Seek internships or entry-level positions in forensic laboratories, law enforcement agencies, or government organizations involved in security and intelligence. Practical experience handling evidence, conducting analyses, and working within investigative teams will be invaluable.

Step 3

Focus on areas within forensic science that are directly applicable to intelligence work, such as digital forensics (cyber investigations), forensic psychology (behavioural analysis), or forensic accounting (financial investigations). Specializing in these fields can enhance your qualifications for espionage or intelligence-gathering roles.

Step 4

 Cultivate skills beyond technical expertise, including critical thinking, attention to detail, problem-solving, and working discreetly and under pressure. These skills are essential for roles where gathering intelligence and conducting covert operations are required.

Step 5

Connect with forensic science and intelligence professionals through networking events, conferences, and professional organizations. Building a network can provide insights into job opportunities and career paths in intelligence.

Step 6

Regarding career goals, consider pursuing advanced degrees or certifications in intelligence studies, national security, or strategic studies. These credentials can further enhance your qualifications and understanding of intelligence operations.

Step 7

Research opportunities within government agencies involved in intelligence gathering, such as the CIA, FBI, NSA, or various military intelligence branches. Many of these agencies actively recruit individuals with backgrounds in forensic science and related fields for roles that may involve espionage, counterintelligence, or analytical work.

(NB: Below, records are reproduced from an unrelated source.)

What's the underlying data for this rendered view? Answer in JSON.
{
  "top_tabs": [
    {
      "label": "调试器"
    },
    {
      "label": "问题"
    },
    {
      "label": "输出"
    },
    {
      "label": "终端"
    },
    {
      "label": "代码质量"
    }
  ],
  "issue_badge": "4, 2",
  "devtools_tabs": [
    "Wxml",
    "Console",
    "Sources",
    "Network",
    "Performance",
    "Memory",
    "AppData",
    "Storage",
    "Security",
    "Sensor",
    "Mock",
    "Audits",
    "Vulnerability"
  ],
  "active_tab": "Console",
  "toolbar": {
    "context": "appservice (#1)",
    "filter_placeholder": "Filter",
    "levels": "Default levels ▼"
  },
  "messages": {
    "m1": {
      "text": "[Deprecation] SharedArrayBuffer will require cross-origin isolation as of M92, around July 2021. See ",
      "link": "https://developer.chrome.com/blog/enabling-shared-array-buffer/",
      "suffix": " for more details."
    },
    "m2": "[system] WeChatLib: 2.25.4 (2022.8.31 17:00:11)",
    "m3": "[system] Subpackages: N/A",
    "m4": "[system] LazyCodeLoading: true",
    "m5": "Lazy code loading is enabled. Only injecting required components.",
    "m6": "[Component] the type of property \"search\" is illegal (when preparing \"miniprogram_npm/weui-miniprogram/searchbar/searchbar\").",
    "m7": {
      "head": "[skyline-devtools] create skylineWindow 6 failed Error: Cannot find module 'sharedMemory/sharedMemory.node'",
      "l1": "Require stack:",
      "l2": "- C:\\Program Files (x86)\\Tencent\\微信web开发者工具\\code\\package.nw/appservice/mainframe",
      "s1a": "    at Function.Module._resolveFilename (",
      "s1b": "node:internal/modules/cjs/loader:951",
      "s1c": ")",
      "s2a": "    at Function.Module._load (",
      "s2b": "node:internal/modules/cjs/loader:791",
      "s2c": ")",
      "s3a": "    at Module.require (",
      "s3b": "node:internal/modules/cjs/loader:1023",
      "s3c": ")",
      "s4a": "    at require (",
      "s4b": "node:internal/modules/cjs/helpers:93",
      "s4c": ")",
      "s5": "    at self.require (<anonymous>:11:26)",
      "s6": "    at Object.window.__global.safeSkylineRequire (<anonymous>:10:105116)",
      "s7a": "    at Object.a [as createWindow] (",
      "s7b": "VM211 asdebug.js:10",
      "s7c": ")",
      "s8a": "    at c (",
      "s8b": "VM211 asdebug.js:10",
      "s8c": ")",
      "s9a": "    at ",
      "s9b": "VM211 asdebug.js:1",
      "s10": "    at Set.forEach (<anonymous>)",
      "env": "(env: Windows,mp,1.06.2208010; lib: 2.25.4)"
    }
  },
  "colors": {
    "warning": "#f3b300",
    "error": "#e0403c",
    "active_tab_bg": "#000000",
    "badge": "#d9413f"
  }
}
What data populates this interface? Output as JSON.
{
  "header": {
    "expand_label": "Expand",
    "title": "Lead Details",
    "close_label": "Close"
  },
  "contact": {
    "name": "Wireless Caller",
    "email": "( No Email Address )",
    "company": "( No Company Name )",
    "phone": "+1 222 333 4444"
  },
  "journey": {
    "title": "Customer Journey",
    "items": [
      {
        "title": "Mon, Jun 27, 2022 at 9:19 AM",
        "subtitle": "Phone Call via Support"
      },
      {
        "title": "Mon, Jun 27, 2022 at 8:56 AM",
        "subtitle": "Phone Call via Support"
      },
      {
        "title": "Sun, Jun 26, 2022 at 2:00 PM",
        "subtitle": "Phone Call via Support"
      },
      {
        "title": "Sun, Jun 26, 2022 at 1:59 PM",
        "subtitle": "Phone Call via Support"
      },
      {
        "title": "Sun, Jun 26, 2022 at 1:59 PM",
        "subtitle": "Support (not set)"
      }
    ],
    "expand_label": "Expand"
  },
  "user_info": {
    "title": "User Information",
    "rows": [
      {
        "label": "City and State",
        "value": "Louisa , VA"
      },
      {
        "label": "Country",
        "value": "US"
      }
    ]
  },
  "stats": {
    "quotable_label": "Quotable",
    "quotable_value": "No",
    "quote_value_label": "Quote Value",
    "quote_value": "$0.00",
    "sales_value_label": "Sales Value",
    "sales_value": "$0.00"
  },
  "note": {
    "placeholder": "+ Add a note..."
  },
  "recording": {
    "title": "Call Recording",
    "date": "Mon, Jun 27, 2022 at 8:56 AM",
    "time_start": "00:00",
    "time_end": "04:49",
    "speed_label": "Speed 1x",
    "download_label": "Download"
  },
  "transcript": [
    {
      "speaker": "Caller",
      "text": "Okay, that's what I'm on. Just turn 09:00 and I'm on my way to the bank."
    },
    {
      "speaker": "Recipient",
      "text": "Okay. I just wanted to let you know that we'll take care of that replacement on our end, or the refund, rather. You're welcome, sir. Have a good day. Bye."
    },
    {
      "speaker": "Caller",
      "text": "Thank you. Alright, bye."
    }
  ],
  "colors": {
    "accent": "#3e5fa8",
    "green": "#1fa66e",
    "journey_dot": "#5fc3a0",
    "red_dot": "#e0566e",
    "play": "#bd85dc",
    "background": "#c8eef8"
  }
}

Transitioning from a forensic science background to a career in espionage requires a combination of education, practical experience, specialized skills, and networking within the intelligence community. By building a solid foundation in forensic science and strategically pursuing opportunities in intelligence-related fields, students can position themselves for a challenging and rewarding career in espionage or national security.